18. Stroth S, Hille K, Spitzer M, Reinhardt R, 2009. Aerobic endurance exercise benefits memory and affect in young adults. Neuropsychological Rehabilitation, [Online]. 19(2), 223-43. Available at: http://www.ncbi.nlm.nih.gov/pubmed/18609015 [Accessed 12 September 2016].

19. BodyBuilding.com. 2015. WHAT IS THE BEST WORKOUT FOR INCREASING FLEXIBILITY?. [ONLINE] Available at: http://www.bodybuilding.com/fun/wotw80.htm. [Accessed 12 September 2016].

20. American Heart Association. 2015. Flexibility Exercise (Stretching). [ONLINE] Available at: http://www.heart.org/HEARTORG/HealthyLiving/PhysicalActivity/FitnessBasics/Flexibility-Exercise-Stretching_UCM_464002_Article.jsp#.V9alG5h97IU. [Accessed 12 September 2016].

21. Phil, Page, 2012. CURRENT CONCEPTS IN MUSCLE STRETCHING FOR EXERCISE AND REHABILITATION. International Journal of Sports Physical Therapy, [Online]. 7(1), 109–119. Available at: http://www.ncbi.nlm.nih.gov/pmc/articles/PMC3273886/ [Accessed 12 September 2016].

22. WebMD/Stephanie Watson. 2014. Balance Training. [ONLINE] Available at: http://www.webmd.com/fitness-exercise/a-z/balance-training. [Accessed 12 September 2016].

23. Shubert, TE, 2011. Evidence-based exercise prescription for balance and falls prevention: a current review of the literature. Journal of Geriatric Physical Therapy, [Online]. 34(3), 100-8. Available at: http://www.ncbi.nlm.nih.gov/pubmed/22267151 [Accessed 12 September 2016].

24. Chtourou H, Souissi N, 2012. The effect of training at a specific time of day: a review. Journal of Strength & Conditioning Research, [Online]. 26(7), 1984-2005. Available at: http://www.ncbi.nlm.nih.gov/pubmed/22531613 [Accessed 12 September 2016].

25. Myofascial Release – John F. Barnes, PT. What is Myofascial Release?. [ONLINE] Available at: https://www.myofascialrelease.com/about/definition.aspx. [Accessed 13 February 2017].
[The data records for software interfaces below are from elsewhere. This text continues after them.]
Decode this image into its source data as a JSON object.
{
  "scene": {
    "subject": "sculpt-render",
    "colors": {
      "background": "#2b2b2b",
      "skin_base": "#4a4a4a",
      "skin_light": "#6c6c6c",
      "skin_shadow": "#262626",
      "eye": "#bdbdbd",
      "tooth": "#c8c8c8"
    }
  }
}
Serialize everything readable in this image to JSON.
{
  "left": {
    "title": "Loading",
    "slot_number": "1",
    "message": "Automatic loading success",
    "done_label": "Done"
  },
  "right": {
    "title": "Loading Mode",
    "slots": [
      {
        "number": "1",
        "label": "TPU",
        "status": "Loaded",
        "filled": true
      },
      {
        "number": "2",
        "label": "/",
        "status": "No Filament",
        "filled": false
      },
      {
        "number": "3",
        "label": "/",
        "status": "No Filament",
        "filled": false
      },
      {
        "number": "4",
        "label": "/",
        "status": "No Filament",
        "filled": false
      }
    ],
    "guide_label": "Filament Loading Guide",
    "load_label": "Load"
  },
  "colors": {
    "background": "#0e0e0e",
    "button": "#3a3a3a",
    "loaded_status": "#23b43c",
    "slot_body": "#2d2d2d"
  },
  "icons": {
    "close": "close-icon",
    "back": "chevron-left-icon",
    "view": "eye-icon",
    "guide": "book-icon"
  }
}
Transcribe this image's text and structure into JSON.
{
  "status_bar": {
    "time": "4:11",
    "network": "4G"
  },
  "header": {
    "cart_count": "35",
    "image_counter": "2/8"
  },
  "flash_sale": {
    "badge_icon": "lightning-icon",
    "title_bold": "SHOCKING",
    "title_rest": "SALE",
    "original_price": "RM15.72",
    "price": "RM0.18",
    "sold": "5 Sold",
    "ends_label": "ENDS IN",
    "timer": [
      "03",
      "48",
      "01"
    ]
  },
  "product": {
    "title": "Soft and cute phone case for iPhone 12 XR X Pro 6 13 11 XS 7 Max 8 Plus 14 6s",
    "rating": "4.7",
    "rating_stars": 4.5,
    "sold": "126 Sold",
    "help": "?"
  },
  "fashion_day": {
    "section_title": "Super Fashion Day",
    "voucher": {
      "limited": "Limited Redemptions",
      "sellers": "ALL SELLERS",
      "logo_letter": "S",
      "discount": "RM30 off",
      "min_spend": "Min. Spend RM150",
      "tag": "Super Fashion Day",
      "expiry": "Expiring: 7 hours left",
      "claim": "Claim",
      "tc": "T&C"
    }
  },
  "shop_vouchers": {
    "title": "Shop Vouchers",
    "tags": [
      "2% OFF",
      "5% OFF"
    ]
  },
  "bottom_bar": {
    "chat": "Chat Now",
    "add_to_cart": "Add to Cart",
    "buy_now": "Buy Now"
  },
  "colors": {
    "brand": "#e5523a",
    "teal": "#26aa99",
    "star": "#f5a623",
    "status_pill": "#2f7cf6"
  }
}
26. Beardsley C, Škarabot J, 2015. Effects of self-myofascial release: A systematic review.. Journal of Bodywork and Movement Therapies, [Online]. 19(4), 747-58. Available at: https://www.ncbi.nlm.nih.gov/pubmed/26592233 [Accessed 13 February 2017].

27. World Health Organization. Physical Activity and Adults. [ONLINE] Available at: http://www.who.int/dietphysicalactivity/factsheet_adults/en/. [Accessed 12 September 2016].

Published on 14 Sep 2016

Last Updated on 13 Feb 2017